The New England Fishery Management Council has shown a willingness to consider allowing fishermen into areas of the Gulf of Maine and Georges Bank that, through conservation efforts and attempts to grow the stocks, have been off limits for many years.
The council asked its Plan Development Team of technicians and fishery scientists to report at the council’s November meeting on the likely results of giving fishermen access to a narrow sliver of the Western Gulf of Maine Closed Area and large parts of Closed Areas One and Two in Georges.
But the step taken last month at the council meeting in Plymouth was considered pivotal — and highly controversial. If the council, NOAA’s regional arm of industry appointees and state officials who debate and recommend policy, takes the definitive step next month, fishermen facing certain reductions in catch limits for the fishing year beginning May 1 would have access to inshore and offshore waters that have not been harvested since the late 1990s.
The closings were made during a regulatory regimen based on effort controls, as advocates of opening them pointed out. They also noted that mortality closures are outdated in the era of hard catch limits, which arrived for the Northeast groundfishery in May 2010 mandated by Congress. The council adapted to the hard catch limits by creating a catch share system which allocated the total allowable catch of each stock to permit holders who chose to join fishing cooperatives known as sectors.
Among those advocating for the opening of closed areas was new NOAA regional administrator John Bullard; he was joined in support by the Gloucester-based Northeast Seafood Coalition, the region’s largest industry group, and the Associated Fisheries of Maine.
There was no clear consensus at the Plymouth meeting on Sept. 27 that produced the directive to the Plan Development Team. But the decision was influenced. according to many councilors, by the decline of the groundfishery into a recognized economic disaster, as officially declared last month by the acting Secretary of Commerce, Rebecca Blank, and a new set or more restrictive catch limits virtually certain for 2013.

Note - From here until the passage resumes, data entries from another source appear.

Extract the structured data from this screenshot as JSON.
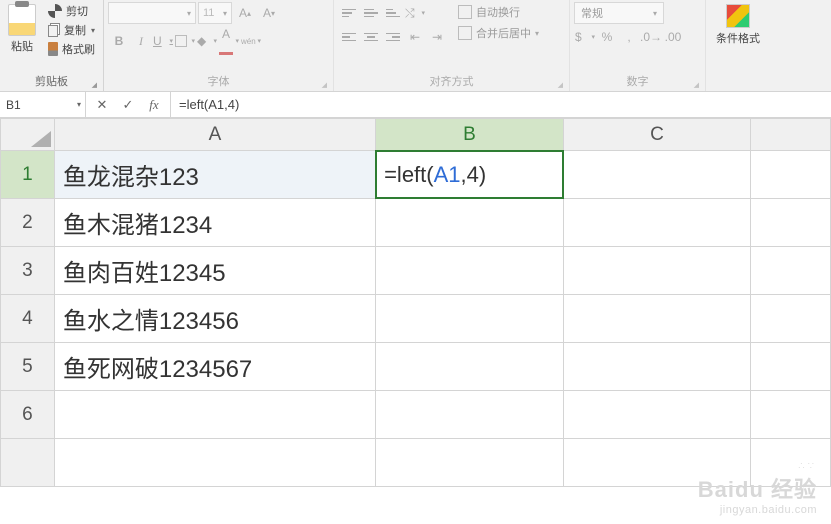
{
  "ribbon": {
    "clipboard": {
      "label": "剪贴板",
      "paste": "粘贴",
      "cut": "剪切",
      "copy": "复制",
      "format_painter": "格式刷"
    },
    "font": {
      "label": "字体",
      "font_name": "",
      "font_size": "11"
    },
    "alignment": {
      "label": "对齐方式",
      "wrap": "自动换行",
      "merge": "合并后居中"
    },
    "number": {
      "label": "数字",
      "format": "常规"
    },
    "styles": {
      "cond_format": "条件格式"
    }
  },
  "formula_bar": {
    "name_box": "B1",
    "formula": "=left(A1,4)"
  },
  "columns": [
    "A",
    "B",
    "C"
  ],
  "rows": [
    {
      "n": "1",
      "a": "鱼龙混杂123",
      "b_prefix": "=left(",
      "b_ref": "A1",
      "b_suffix": ",4)"
    },
    {
      "n": "2",
      "a": "鱼木混猪1234"
    },
    {
      "n": "3",
      "a": "鱼肉百姓12345"
    },
    {
      "n": "4",
      "a": "鱼水之情123456"
    },
    {
      "n": "5",
      "a": "鱼死网破1234567"
    },
    {
      "n": "6",
      "a": ""
    }
  ],
  "watermark": {
    "brand": "Baidu 经验",
    "url": "jingyan.baidu.com"
  }
}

The council directive came as a committee strove to finish work on a comprehensive modernization of the Habitat Closures which border the putative opening of the so called “mortality” closed areas.

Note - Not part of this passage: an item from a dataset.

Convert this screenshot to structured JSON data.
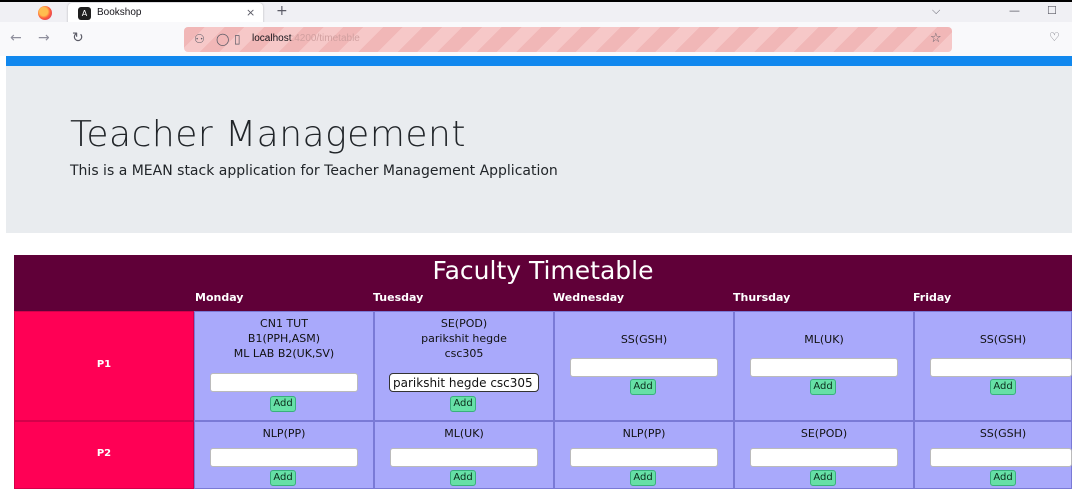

Peter Shelley, senior counsel at Conservation Law Foundation, said his organization would sue to prevent the opening of the closed areas. Also registering opposition were the groups Earthjustice and The Nature Conservancy. But the Environmental Defense Fund, which played an important role in the decision to create a catch share system for New England, argued conditionally for the opening of the closed areas, if sought by the sectors.
“While that larger important and significant analysis continues, we support the committee’s motion to conditionally consider exemption requests from individual sectors for access to groundfish closures that do not overlap with current (habitat) closures,” said Emilie Litsinger, New England Fisheries project manager for EDF.
“Whether or not access is granted to any sector should be transparent, temporary, and determined based on clear demonstration of the benefits of access in terms of high (catch per unit effort) for healthy stocks and low CPUE of weak stocks,” she added. “We believe that access should also require 100 percent at-sea monitoring to ensure that we are capturing total catch and accounting for all mortality.
Fishery council member David Goethel, a Hampton, N.H., groundfisherman, said mortality closures have had enough time — 16 years — to prove themselves a wellspring for the stocks.
“We should be overflowing with groundfish; instead we have a disaster,” said Goethel, who said the closed areas should be opened.
“When the Northeast groundfish fishery transitioned to hard total allowable catches,” the Northeast Seafood Coalition said in statement, “it was understood the measures that continued to exist under the old mortality controls would be removed. Sectors are now in the third year of operations and very little has been done to remove the artifacts of the old system, other than removing trip limits. Areas fishermen could gain access to (via the request of sectors) are conservative and will not overlap existing habitat areas or new areas being considered under the larger habitat amendment currently under development.”
The Gloucester-based coalition is the region’s largest industry group, and its subsidiary, the Northeast Sector Network, supports 13 of the region’s 17 sectors including all gear types and boats from all the port states.
“We have supported closures, but we at Associated Fisheries of Maine don’t see that they’ve produced,” said Maggie Raymond, the organization’s executive director. “In some way ... we regret supporting it. We have to do something different. The hard TAC (total allowable catch) is the control.
“If not this, then what do we do?” Raymond told the council. “This is an opportunity to bring more fish across the dock.”
Associated Fisheries of Maine is another major trade association of fishing and fishing dependent businesses. Membership includes harvesters, processors, fuel/gear/ice dealers, marine insurers and lenders, and other public and private individuals and businesses with an interest in commercial fishing.
Shelley, representing Conservation Law Foundation, sees otherwise.
“This is a bad idea,” he Shelley. “There is no definition of what the economic emergency is. There is an emergency for some fishing operations, but it’s not everybody.”
Shelley said he was concerned that opening the closed areas without conducting a full environmental impact study was illegal, but he also said he worried that the underlying catch share system insured that, if more fish became accessible, they would end up in the holds of the biggest operators without helping the mom-and-pop fishing boat businesses.
Richard Gaines can be reached at 978-283-7000, x3464, or at email@example.com.